Oceanview students on Codornices Creek field trip

Above and below: F5C's Ranger Bob Flasher and Susan Schwartz led four classes of Oceanview Elementary School students on field trips to Village and Codornices Creeks in September and October. Fun for all!  

Oceanview students enjoying creekside nature

Click here for more on F5C volunteer projects.

Helping Nature in the East Bay – Hands On

All-volunteer Friends of Five Creeks works hands-on for clean water and healthy watersheds. We protect and restore natural areas that welcome both wildlife and people, from Berkeley to Richmond on the urbanized east side of San Francisco Bay. See map and slide shows of some of our restoration projectsPlease join us in:

  • Work parties restoring native vegetation and wildlife habitat, lessening erosion and flooding, providing trails and green corridors.
  • Free guided walks open to all.
  • Tuesday morning weekday weed warriors in varied natural areas.
  • Public education including free Bay Currents talks, e-newsletter, signs, publications, web sites, appearances at festivals, and more.
  • Advocating, participating in political processes, and partnering with agencies and other groups.

For information or to arrange a work party for your group, contact or (510)848-9358. Click here to subscribe to our e-newsletter. Click here to donate or join!

New and Seasonal:

Thurs., Oct 19, 9-11 AM: Walk for ages 50+ -- Greening Emeryville

Emery Station Roof GardenWalkers age 50+: Join Susan Schwartz and Sheryl Drinkwater of F5C and special guest Peter Schultze-Allen -- our November Bay Currents speaker, see below -- exploring how little Emeryville, once known for heavy industry and gambling, is moving toward becoming a dense, walkable "city of the future," with urban gardens and trails, public art, free transit, re-purposed "brownfields" sites, and innovative pollution treatments. This is an easy, level, one-way walk with return on free Emery Go-Round, followed by optional lunch at a local restaurant. Meet at 9 AM at 65th and the Emery Greenway, between Hollis and Vallejo (AC Transit 72 or 59, or park where you can and take the free Emery Go-Round shuttle on Hollis to 65th, walk east. See Info: Co-sponsored by Albany Senior Center; free, no RSVP needed. Info:

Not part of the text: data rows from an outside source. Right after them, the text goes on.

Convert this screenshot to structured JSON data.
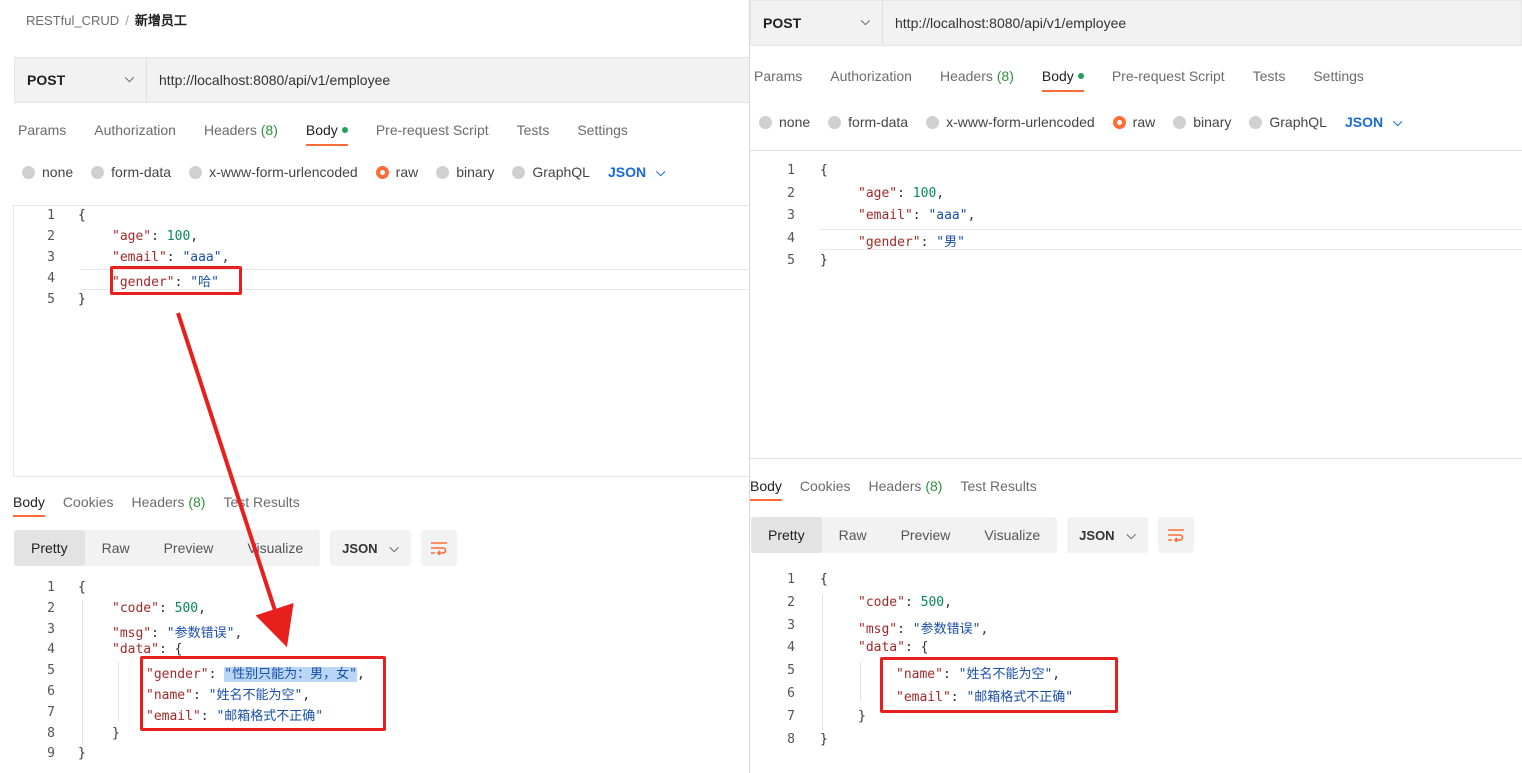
{
  "left": {
    "breadcrumb": {
      "collection": "RESTful_CRUD",
      "sep": "/",
      "request": "新增员工"
    },
    "method": "POST",
    "url": "http://localhost:8080/api/v1/employee",
    "tabs": [
      {
        "label": "Params"
      },
      {
        "label": "Authorization"
      },
      {
        "label": "Headers",
        "count": "(8)"
      },
      {
        "label": "Body",
        "active": true
      },
      {
        "label": "Pre-request Script"
      },
      {
        "label": "Tests"
      },
      {
        "label": "Settings"
      }
    ],
    "body_types": [
      "none",
      "form-data",
      "x-www-form-urlencoded",
      "raw",
      "binary",
      "GraphQL"
    ],
    "body_format": "JSON",
    "request_lines": [
      {
        "n": "1",
        "text": "{"
      },
      {
        "n": "2",
        "key": "\"age\"",
        "val": "100",
        "type": "num",
        "tail": ","
      },
      {
        "n": "3",
        "key": "\"email\"",
        "val": "\"aaa\"",
        "type": "str",
        "tail": ","
      },
      {
        "n": "4",
        "key": "\"gender\"",
        "val": "\"哈\"",
        "type": "str",
        "tail": ""
      },
      {
        "n": "5",
        "text": "}"
      }
    ],
    "resp_tabs": [
      {
        "label": "Body",
        "active": true
      },
      {
        "label": "Cookies"
      },
      {
        "label": "Headers",
        "count": "(8)"
      },
      {
        "label": "Test Results"
      }
    ],
    "views": [
      "Pretty",
      "Raw",
      "Preview",
      "Visualize"
    ],
    "resp_format": "JSON",
    "response_lines": [
      {
        "n": "1",
        "text": "{"
      },
      {
        "n": "2",
        "key": "\"code\"",
        "val": "500",
        "type": "num",
        "tail": ",",
        "indent": 1
      },
      {
        "n": "3",
        "key": "\"msg\"",
        "val": "\"参数错误\"",
        "type": "str",
        "tail": ",",
        "indent": 1
      },
      {
        "n": "4",
        "key": "\"data\"",
        "val": "{",
        "type": "punct",
        "tail": "",
        "indent": 1
      },
      {
        "n": "5",
        "key": "\"gender\"",
        "val": "\"性别只能为：男，女\"",
        "type": "str",
        "tail": ",",
        "indent": 2
      },
      {
        "n": "6",
        "key": "\"name\"",
        "val": "\"姓名不能为空\"",
        "type": "str",
        "tail": ",",
        "indent": 2
      },
      {
        "n": "7",
        "key": "\"email\"",
        "val": "\"邮箱格式不正确\"",
        "type": "str",
        "tail": "",
        "indent": 2
      },
      {
        "n": "8",
        "text": "}",
        "indent": 1
      },
      {
        "n": "9",
        "text": "}"
      }
    ]
  },
  "right": {
    "method": "POST",
    "url": "http://localhost:8080/api/v1/employee",
    "tabs": [
      {
        "label": "Params"
      },
      {
        "label": "Authorization"
      },
      {
        "label": "Headers",
        "count": "(8)"
      },
      {
        "label": "Body",
        "active": true
      },
      {
        "label": "Pre-request Script"
      },
      {
        "label": "Tests"
      },
      {
        "label": "Settings"
      }
    ],
    "body_types": [
      "none",
      "form-data",
      "x-www-form-urlencoded",
      "raw",
      "binary",
      "GraphQL"
    ],
    "body_format": "JSON",
    "request_lines": [
      {
        "n": "1",
        "text": "{"
      },
      {
        "n": "2",
        "key": "\"age\"",
        "val": "100",
        "type": "num",
        "tail": ","
      },
      {
        "n": "3",
        "key": "\"email\"",
        "val": "\"aaa\"",
        "type": "str",
        "tail": ","
      },
      {
        "n": "4",
        "key": "\"gender\"",
        "val": "\"男\"",
        "type": "str",
        "tail": ""
      },
      {
        "n": "5",
        "text": "}"
      }
    ],
    "resp_tabs": [
      {
        "label": "Body",
        "active": true
      },
      {
        "label": "Cookies"
      },
      {
        "label": "Headers",
        "count": "(8)"
      },
      {
        "label": "Test Results"
      }
    ],
    "views": [
      "Pretty",
      "Raw",
      "Preview",
      "Visualize"
    ],
    "resp_format": "JSON",
    "response_lines": [
      {
        "n": "1",
        "text": "{"
      },
      {
        "n": "2",
        "key": "\"code\"",
        "val": "500",
        "type": "num",
        "tail": ",",
        "indent": 1
      },
      {
        "n": "3",
        "key": "\"msg\"",
        "val": "\"参数错误\"",
        "type": "str",
        "tail": ",",
        "indent": 1
      },
      {
        "n": "4",
        "key": "\"data\"",
        "val": "{",
        "type": "punct",
        "tail": "",
        "indent": 1
      },
      {
        "n": "5",
        "key": "\"name\"",
        "val": "\"姓名不能为空\"",
        "type": "str",
        "tail": ",",
        "indent": 2
      },
      {
        "n": "6",
        "key": "\"email\"",
        "val": "\"邮箱格式不正确\"",
        "type": "str",
        "tail": "",
        "indent": 2
      },
      {
        "n": "7",
        "text": "}",
        "indent": 1
      },
      {
        "n": "8",
        "text": "}"
      }
    ]
  },
  "colors": {
    "accent": "#ff6c37",
    "annotation": "#e8201d",
    "link": "#1a6ad4"
  },
  "icons": {
    "dropdown": "chevron-down-icon",
    "wrap": "wrap-lines-icon"
  }
}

Sat., Oct. 28, 10 AM - 1 PM: Remove invasive French broom in newly restored Eastshore State Park

Oct. 28 is Berkeley Project Day and national "Make a Difference Day" celebrating volunteering. Join F5C and UC Berkeley student volunteers removing fire-prone French broom in the newly restored Eastshore State Park south of University Avenue -- an area still closed to the public to give natives a chance to get established. Wear clothes that can get dirty and shoes with good traction -- long pants and long sleeves strongly recommended. Tools, gloves, bags, water, snacks and good company provided. Details on our events calendar.

Peter Schultze-AllenTues., Nov. 14: Free Bay Currents talk: Greening the Gray, with Peter Schultze-Allen

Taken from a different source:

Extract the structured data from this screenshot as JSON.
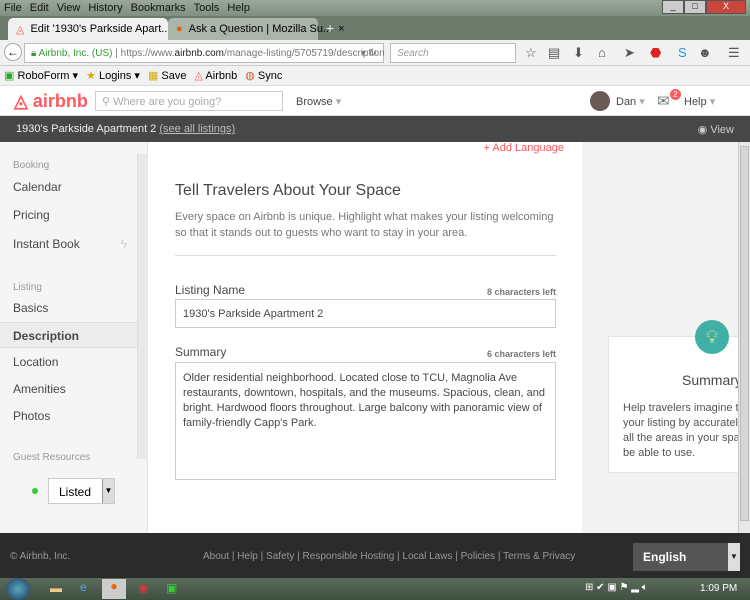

In the face of the extremes of climate change, the Bay Area is working to slowly make paved-over cities into green spongy habitats. Learn about how rain gardens, trees, and soils can benefit water, wildlife, and people, even in dense urban areas, from Peter Schultze-Allen, who brought "low-impact development" of Emeryville's legacy of heavy industry and pollution. Bay Currents free talks have refreshments at 7 PM, talks 7:30 - 9 PM at St. Alban's Parish Hall, 1501 Washington Ave. (one block north of Solano), Albany. Free, but seating is limited. Fall schedule of Bay Currents talks here.

Details on these and other F5C events on our calendar page.

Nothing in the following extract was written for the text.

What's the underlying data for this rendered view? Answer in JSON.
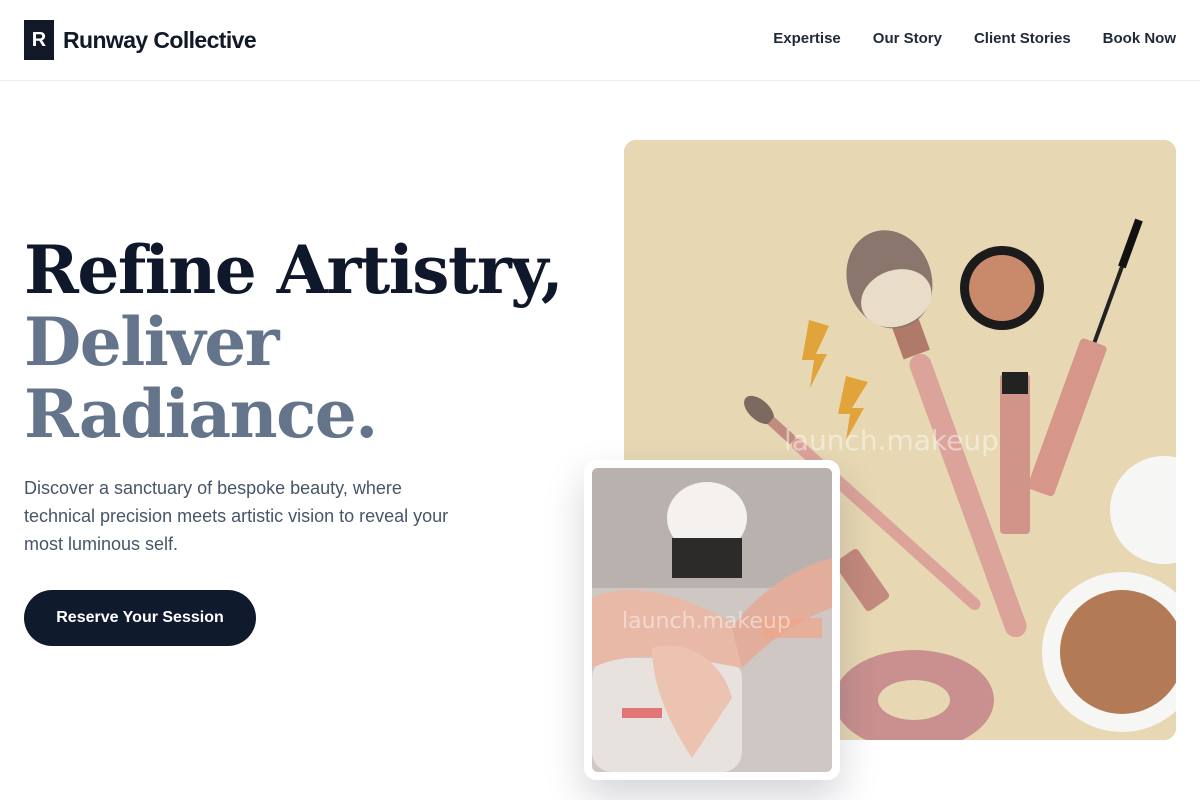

Citizen science:

This fall, help us start using cell phones to report how climate change affects plants (phenology monitoring). Get in touch at for more info